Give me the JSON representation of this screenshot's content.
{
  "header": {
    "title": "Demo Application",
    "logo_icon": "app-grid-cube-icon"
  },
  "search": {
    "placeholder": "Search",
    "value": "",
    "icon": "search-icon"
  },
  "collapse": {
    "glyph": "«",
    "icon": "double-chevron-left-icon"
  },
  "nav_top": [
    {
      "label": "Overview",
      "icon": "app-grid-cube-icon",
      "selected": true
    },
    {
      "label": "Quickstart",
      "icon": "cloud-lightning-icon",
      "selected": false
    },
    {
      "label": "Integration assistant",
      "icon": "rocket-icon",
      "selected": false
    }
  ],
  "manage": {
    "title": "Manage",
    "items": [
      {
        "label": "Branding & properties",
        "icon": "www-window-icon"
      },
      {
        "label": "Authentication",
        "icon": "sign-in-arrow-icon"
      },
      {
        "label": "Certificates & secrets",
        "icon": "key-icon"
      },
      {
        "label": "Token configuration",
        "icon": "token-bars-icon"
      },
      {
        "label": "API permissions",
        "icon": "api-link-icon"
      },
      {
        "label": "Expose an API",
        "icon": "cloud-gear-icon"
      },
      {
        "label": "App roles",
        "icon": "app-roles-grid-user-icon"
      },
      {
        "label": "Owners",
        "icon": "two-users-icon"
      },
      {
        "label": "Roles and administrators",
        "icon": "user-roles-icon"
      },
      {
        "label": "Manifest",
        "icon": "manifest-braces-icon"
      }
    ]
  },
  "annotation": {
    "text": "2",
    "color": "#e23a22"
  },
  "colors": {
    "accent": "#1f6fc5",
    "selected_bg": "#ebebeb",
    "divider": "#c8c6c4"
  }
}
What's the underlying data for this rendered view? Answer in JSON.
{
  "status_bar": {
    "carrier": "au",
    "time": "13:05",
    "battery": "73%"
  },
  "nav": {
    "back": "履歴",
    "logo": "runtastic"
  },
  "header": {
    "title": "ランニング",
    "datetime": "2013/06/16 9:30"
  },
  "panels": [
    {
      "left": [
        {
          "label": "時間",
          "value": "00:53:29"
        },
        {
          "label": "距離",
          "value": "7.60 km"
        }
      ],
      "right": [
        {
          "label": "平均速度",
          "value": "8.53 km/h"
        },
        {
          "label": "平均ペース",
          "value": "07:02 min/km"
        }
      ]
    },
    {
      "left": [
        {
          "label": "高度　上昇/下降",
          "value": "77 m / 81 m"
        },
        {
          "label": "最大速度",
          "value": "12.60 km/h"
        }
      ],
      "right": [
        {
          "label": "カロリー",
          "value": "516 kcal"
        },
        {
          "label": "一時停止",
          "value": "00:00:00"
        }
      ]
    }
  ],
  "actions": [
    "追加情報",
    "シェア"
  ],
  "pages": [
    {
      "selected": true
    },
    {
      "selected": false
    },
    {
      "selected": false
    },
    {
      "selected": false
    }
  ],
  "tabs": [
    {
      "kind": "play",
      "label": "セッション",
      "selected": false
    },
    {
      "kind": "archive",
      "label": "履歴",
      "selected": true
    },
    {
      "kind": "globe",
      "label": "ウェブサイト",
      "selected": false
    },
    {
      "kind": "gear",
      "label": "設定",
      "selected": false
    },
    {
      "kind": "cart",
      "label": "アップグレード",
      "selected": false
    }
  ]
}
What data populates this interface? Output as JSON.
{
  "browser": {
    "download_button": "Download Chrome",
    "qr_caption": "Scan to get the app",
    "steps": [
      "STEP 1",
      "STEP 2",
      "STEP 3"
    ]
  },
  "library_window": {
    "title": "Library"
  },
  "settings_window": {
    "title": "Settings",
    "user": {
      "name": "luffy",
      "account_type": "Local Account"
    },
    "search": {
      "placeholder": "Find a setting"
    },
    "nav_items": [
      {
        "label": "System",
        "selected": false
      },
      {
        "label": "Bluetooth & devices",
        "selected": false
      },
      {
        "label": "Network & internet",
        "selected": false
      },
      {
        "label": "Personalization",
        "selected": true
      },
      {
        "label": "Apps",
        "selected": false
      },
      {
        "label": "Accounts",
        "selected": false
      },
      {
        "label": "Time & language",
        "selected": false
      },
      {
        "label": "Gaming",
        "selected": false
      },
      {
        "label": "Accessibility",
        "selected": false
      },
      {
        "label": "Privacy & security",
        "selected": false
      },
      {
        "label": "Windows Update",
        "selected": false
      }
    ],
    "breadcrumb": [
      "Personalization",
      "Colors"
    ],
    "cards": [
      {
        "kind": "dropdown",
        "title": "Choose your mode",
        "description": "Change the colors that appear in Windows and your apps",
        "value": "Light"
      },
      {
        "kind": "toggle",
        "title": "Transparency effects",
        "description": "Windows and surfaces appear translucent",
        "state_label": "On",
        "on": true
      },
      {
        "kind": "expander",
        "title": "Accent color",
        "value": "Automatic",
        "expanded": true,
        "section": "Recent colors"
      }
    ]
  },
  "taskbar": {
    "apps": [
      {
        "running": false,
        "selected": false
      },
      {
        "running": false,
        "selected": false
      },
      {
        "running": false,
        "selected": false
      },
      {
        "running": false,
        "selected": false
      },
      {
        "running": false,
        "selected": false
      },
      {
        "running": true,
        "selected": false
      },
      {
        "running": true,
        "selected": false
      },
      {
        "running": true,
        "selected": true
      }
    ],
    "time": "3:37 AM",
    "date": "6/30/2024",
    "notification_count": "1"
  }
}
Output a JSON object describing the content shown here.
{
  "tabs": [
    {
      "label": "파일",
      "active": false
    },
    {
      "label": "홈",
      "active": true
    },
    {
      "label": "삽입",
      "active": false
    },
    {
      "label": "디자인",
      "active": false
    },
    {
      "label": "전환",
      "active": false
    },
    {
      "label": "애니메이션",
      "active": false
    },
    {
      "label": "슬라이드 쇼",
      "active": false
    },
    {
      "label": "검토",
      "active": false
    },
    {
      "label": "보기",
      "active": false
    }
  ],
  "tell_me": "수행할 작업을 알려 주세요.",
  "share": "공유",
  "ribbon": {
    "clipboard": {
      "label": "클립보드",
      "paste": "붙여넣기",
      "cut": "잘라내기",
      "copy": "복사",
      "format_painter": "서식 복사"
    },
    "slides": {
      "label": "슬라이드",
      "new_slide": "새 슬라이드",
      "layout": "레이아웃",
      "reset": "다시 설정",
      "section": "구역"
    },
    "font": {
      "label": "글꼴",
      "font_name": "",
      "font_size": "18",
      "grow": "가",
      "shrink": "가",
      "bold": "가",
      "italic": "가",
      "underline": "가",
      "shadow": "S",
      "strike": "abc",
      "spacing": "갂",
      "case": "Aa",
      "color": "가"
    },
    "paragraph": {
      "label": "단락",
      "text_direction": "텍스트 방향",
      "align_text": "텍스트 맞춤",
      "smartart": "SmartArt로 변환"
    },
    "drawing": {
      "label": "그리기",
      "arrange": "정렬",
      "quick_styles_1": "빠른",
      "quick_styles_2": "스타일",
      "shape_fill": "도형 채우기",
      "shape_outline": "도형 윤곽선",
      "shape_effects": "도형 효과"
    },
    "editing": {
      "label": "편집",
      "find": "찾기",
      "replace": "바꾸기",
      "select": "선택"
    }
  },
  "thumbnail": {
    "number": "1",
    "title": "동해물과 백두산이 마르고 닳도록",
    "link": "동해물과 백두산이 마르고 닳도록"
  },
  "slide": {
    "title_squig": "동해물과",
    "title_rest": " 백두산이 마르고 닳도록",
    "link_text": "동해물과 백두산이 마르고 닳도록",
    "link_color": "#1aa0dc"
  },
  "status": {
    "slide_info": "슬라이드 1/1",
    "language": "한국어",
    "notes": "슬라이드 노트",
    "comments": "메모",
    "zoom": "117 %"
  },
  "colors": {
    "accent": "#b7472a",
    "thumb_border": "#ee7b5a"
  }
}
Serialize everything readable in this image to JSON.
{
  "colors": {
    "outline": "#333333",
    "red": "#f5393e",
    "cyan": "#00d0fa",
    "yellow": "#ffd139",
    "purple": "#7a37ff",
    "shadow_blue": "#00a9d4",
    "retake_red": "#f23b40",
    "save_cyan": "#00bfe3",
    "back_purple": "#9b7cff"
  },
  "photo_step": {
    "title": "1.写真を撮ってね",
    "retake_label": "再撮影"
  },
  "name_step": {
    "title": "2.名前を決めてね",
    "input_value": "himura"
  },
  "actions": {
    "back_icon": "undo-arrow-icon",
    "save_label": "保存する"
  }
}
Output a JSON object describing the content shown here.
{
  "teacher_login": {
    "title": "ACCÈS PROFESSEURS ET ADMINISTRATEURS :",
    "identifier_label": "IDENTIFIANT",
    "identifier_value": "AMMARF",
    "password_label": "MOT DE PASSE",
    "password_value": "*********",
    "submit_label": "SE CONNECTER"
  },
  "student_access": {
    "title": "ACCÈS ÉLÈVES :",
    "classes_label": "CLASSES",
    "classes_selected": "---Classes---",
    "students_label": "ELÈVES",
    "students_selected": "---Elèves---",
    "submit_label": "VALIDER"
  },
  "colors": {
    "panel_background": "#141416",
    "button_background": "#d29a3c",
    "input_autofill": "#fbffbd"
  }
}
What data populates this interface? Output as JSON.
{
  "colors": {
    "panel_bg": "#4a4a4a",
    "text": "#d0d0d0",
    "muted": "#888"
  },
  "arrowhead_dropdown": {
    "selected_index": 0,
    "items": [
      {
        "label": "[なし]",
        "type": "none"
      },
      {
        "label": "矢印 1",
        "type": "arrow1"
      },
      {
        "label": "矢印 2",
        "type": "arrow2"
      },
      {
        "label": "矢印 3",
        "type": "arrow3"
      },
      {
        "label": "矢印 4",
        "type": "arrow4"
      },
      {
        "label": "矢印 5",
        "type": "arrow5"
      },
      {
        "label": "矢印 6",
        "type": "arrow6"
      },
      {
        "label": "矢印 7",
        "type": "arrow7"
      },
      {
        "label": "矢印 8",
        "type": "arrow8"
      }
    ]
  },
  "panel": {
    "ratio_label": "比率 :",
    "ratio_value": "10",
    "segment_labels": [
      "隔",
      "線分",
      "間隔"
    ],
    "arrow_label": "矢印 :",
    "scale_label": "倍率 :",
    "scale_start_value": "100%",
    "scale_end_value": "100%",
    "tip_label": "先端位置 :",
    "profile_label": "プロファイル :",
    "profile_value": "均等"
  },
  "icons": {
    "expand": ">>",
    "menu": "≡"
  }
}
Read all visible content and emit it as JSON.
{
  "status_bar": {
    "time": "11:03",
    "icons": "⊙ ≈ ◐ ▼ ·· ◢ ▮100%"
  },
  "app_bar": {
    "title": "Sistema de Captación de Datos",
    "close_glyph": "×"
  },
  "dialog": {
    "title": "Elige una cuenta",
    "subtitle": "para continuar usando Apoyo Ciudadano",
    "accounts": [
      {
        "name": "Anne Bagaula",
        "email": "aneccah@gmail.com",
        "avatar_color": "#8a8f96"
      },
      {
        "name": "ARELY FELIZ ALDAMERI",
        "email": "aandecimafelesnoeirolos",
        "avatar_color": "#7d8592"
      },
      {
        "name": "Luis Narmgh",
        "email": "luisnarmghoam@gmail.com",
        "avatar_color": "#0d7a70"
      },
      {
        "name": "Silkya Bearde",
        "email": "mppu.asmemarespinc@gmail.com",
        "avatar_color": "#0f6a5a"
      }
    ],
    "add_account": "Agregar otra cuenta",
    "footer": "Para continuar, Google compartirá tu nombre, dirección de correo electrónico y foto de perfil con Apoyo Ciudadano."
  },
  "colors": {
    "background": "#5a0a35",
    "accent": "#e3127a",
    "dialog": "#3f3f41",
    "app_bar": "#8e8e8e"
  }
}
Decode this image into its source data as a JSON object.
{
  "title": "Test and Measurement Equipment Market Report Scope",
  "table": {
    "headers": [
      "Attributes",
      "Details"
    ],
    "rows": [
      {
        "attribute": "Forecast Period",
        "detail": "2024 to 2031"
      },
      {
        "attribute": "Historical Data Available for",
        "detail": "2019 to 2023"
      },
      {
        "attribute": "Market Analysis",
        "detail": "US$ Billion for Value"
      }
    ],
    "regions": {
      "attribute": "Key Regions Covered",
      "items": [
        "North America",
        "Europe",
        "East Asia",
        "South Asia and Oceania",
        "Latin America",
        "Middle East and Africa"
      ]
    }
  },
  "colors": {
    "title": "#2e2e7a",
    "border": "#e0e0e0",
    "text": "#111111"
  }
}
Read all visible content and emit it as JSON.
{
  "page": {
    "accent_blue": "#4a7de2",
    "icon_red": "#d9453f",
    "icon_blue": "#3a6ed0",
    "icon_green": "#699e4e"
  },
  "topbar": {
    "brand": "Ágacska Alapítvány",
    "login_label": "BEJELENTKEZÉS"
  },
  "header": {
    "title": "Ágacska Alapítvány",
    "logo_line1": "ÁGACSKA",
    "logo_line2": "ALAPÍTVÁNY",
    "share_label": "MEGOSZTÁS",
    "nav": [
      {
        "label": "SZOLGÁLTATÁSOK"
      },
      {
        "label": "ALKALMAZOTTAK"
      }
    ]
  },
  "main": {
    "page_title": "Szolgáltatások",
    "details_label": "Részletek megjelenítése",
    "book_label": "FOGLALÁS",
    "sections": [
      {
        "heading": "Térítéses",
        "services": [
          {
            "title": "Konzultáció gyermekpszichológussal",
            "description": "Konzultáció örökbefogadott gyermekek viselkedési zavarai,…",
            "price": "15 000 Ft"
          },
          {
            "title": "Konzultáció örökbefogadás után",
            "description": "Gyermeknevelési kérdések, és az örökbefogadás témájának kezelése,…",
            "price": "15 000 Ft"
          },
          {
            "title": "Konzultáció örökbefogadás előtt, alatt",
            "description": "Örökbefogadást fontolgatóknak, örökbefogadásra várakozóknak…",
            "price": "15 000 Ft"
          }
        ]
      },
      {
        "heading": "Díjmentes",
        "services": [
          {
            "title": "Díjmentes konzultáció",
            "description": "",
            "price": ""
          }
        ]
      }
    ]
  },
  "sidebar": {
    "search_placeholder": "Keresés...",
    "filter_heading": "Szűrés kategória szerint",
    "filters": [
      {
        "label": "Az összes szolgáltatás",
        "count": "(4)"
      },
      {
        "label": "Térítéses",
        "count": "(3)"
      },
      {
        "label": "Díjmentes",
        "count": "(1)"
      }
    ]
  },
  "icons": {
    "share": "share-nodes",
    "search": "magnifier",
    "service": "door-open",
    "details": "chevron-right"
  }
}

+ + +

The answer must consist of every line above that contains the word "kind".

WRITTEN ANSWER:
      "kind": "play",
      "kind": "archive",
      "kind": "globe",
      "kind": "gear",
      "kind": "cart",
        "kind": "dropdown",
        "kind": "toggle",
        "kind": "expander",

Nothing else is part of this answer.